• **Exercise**:
For the entries that follow, produce an exact copy with no pictures in it.

[Entries taken from a collection]
┄┄┄┄┄┄

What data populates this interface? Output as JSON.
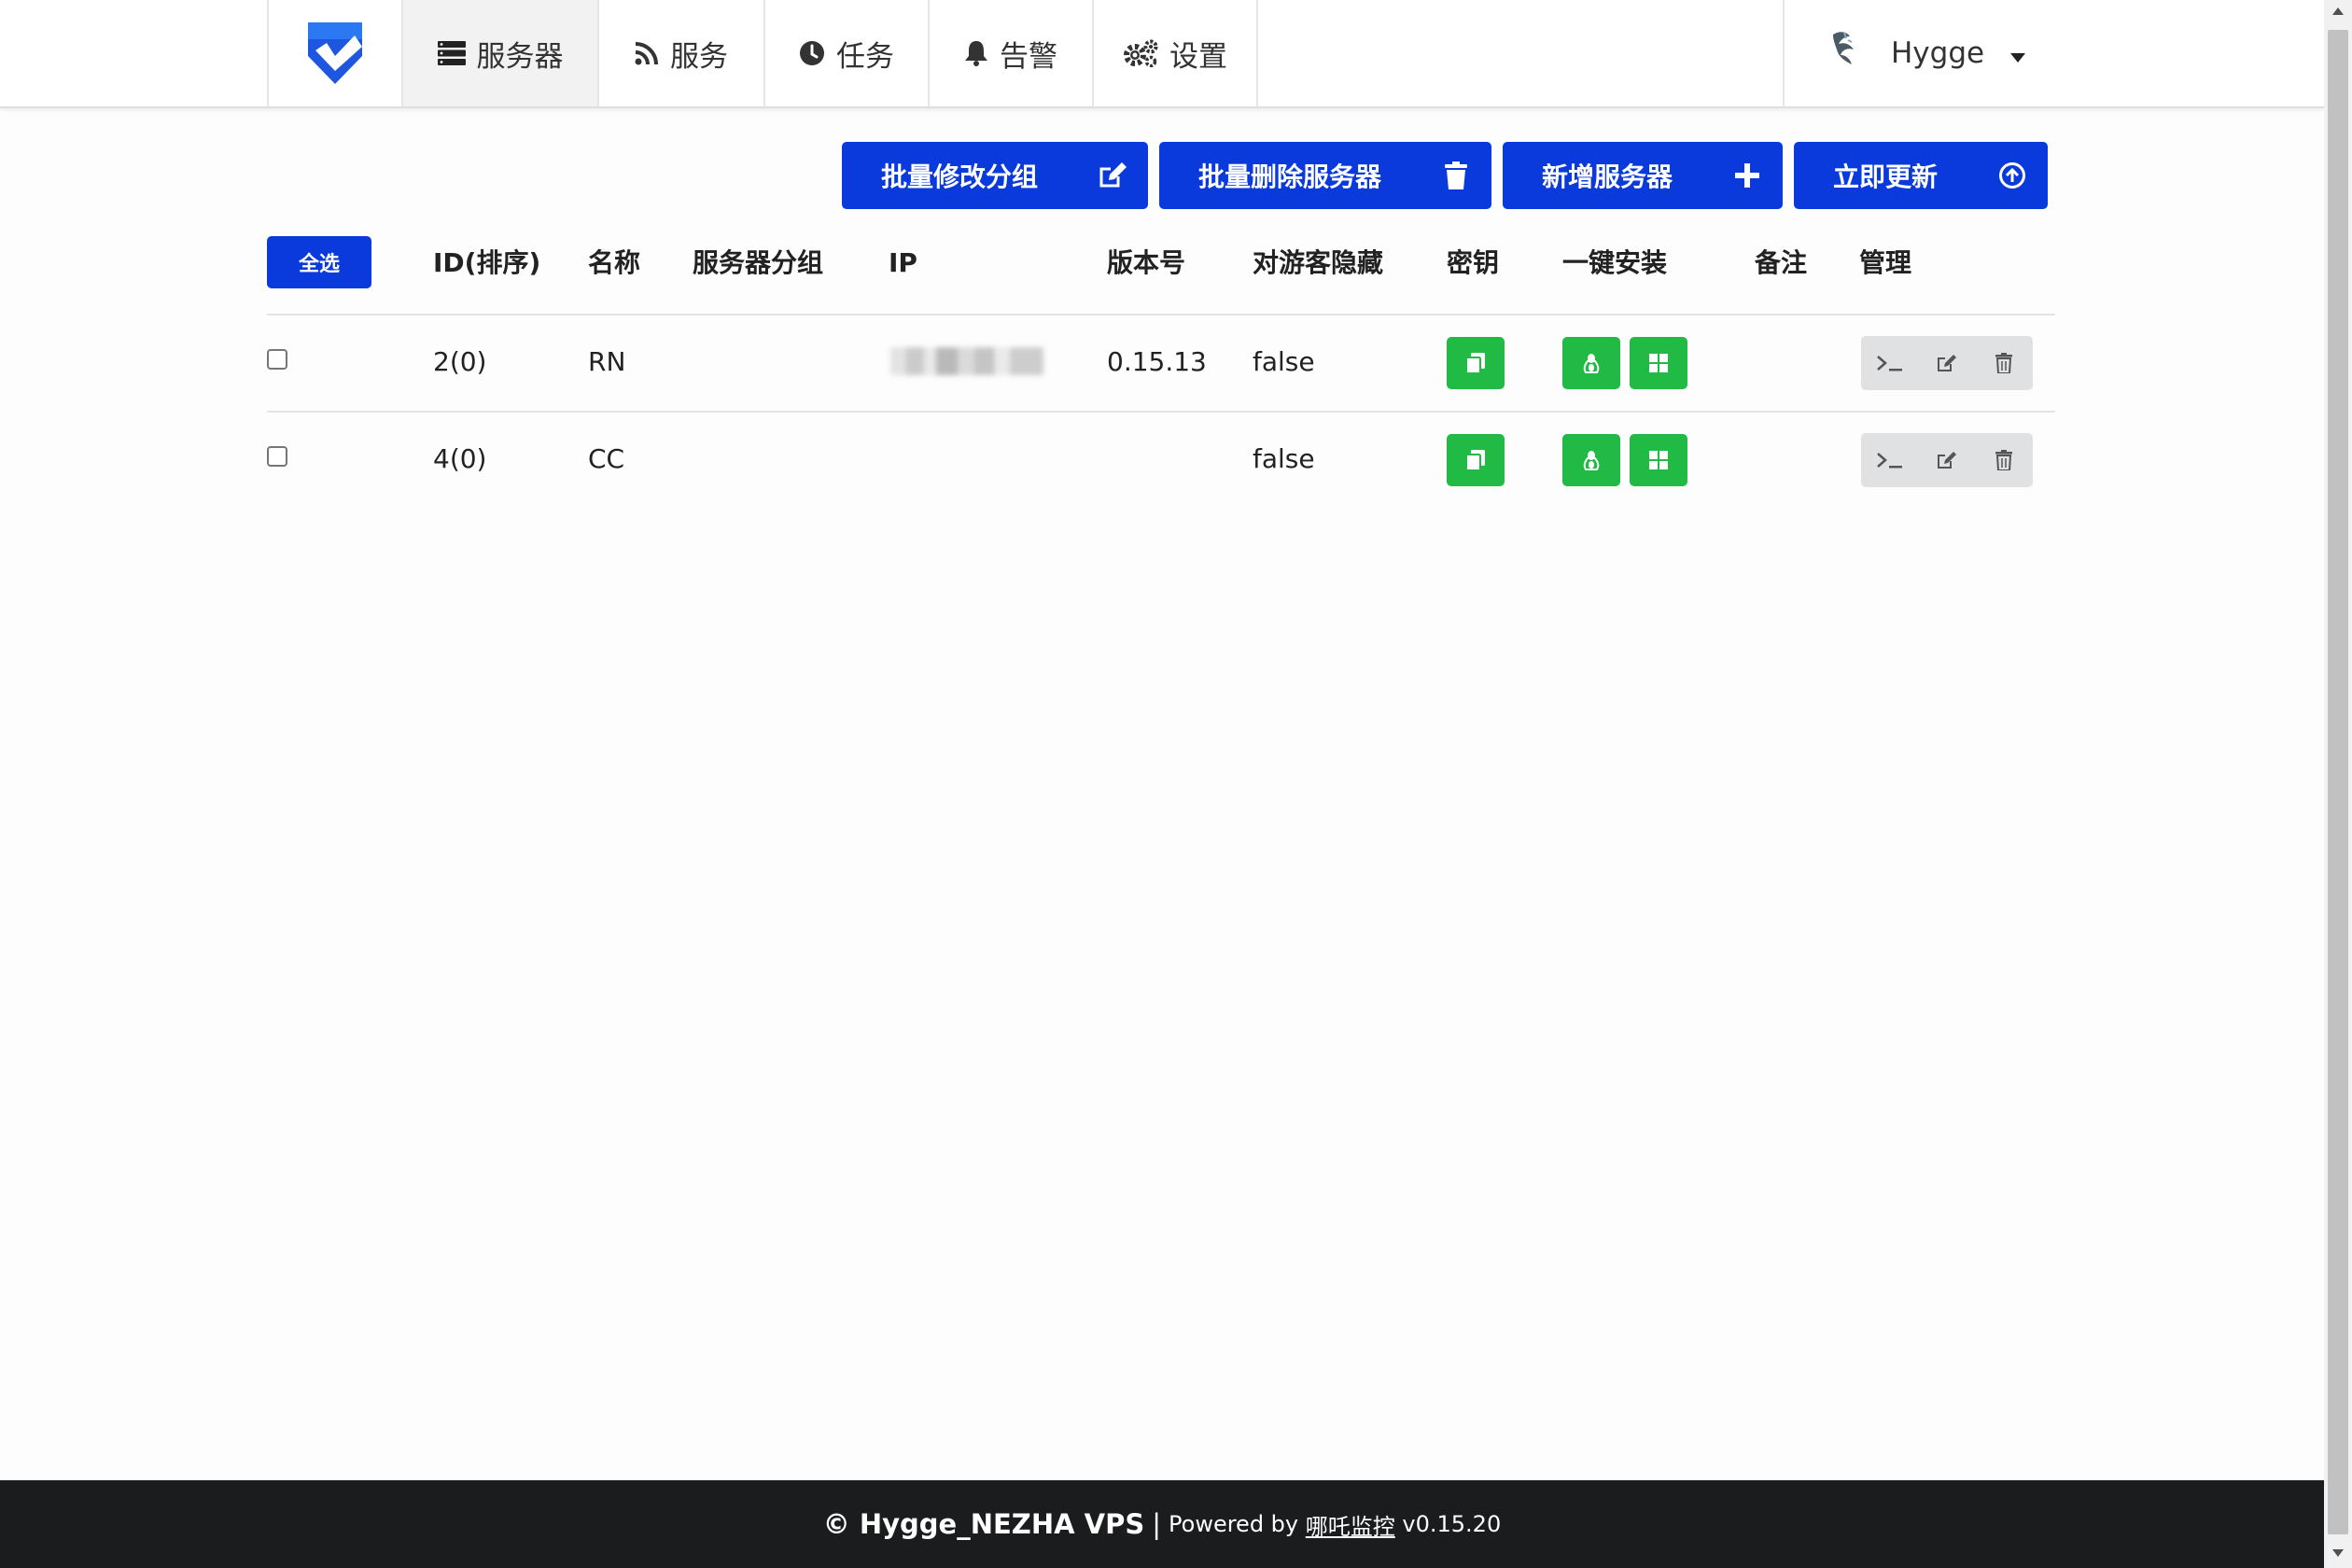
{
  "nav": {
    "items": [
      {
        "label": "服务器",
        "icon": "server-icon",
        "active": true
      },
      {
        "label": "服务",
        "icon": "rss-icon"
      },
      {
        "label": "任务",
        "icon": "clock-icon"
      },
      {
        "label": "告警",
        "icon": "bell-icon"
      },
      {
        "label": "设置",
        "icon": "gears-icon"
      }
    ],
    "user": {
      "name": "Hygge",
      "icon": "avatar"
    }
  },
  "actions": {
    "batch_group": "批量修改分组",
    "batch_delete": "批量删除服务器",
    "add_server": "新增服务器",
    "update_now": "立即更新"
  },
  "table": {
    "select_all": "全选",
    "headers": [
      "ID(排序)",
      "名称",
      "服务器分组",
      "IP",
      "版本号",
      "对游客隐藏",
      "密钥",
      "一键安装",
      "备注",
      "管理"
    ],
    "rows": [
      {
        "id": "2(0)",
        "name": "RN",
        "group": "",
        "ip": "(blurred)",
        "version": "0.15.13",
        "hidden": "false",
        "note": ""
      },
      {
        "id": "4(0)",
        "name": "CC",
        "group": "",
        "ip": "",
        "version": "",
        "hidden": "false",
        "note": ""
      }
    ]
  },
  "footer": {
    "brand": "© Hygge_NEZHA VPS",
    "separator": "|",
    "powered_by": "Powered by",
    "product": "哪吒监控",
    "version": "v0.15.20"
  },
  "colors": {
    "primary": "#0a39dc",
    "green": "#21ba45",
    "footer_bg": "#1b1c1d",
    "mgmt_bg": "#e0e1e2"
  }
}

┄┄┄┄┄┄

• **Answer**:
What data populates this interface? Output as JSON.
{
  "nav": {
    "items": [
      {
        "label": "服务器",
        "icon": "server-icon",
        "active": true
      },
      {
        "label": "服务",
        "icon": "rss-icon"
      },
      {
        "label": "任务",
        "icon": "clock-icon"
      },
      {
        "label": "告警",
        "icon": "bell-icon"
      },
      {
        "label": "设置",
        "icon": "gears-icon"
      }
    ],
    "user": {
      "name": "Hygge",
      "icon": "avatar"
    }
  },
  "actions": {
    "batch_group": "批量修改分组",
    "batch_delete": "批量删除服务器",
    "add_server": "新增服务器",
    "update_now": "立即更新"
  },
  "table": {
    "select_all": "全选",
    "headers": [
      "ID(排序)",
      "名称",
      "服务器分组",
      "IP",
      "版本号",
      "对游客隐藏",
      "密钥",
      "一键安装",
      "备注",
      "管理"
    ],
    "rows": [
      {
        "id": "2(0)",
        "name": "RN",
        "group": "",
        "ip": "(blurred)",
        "version": "0.15.13",
        "hidden": "false",
        "note": ""
      },
      {
        "id": "4(0)",
        "name": "CC",
        "group": "",
        "ip": "",
        "version": "",
        "hidden": "false",
        "note": ""
      }
    ]
  },
  "footer": {
    "brand": "© Hygge_NEZHA VPS",
    "separator": "|",
    "powered_by": "Powered by",
    "product": "哪吒监控",
    "version": "v0.15.20"
  },
  "colors": {
    "primary": "#0a39dc",
    "green": "#21ba45",
    "footer_bg": "#1b1c1d",
    "mgmt_bg": "#e0e1e2"
  }
}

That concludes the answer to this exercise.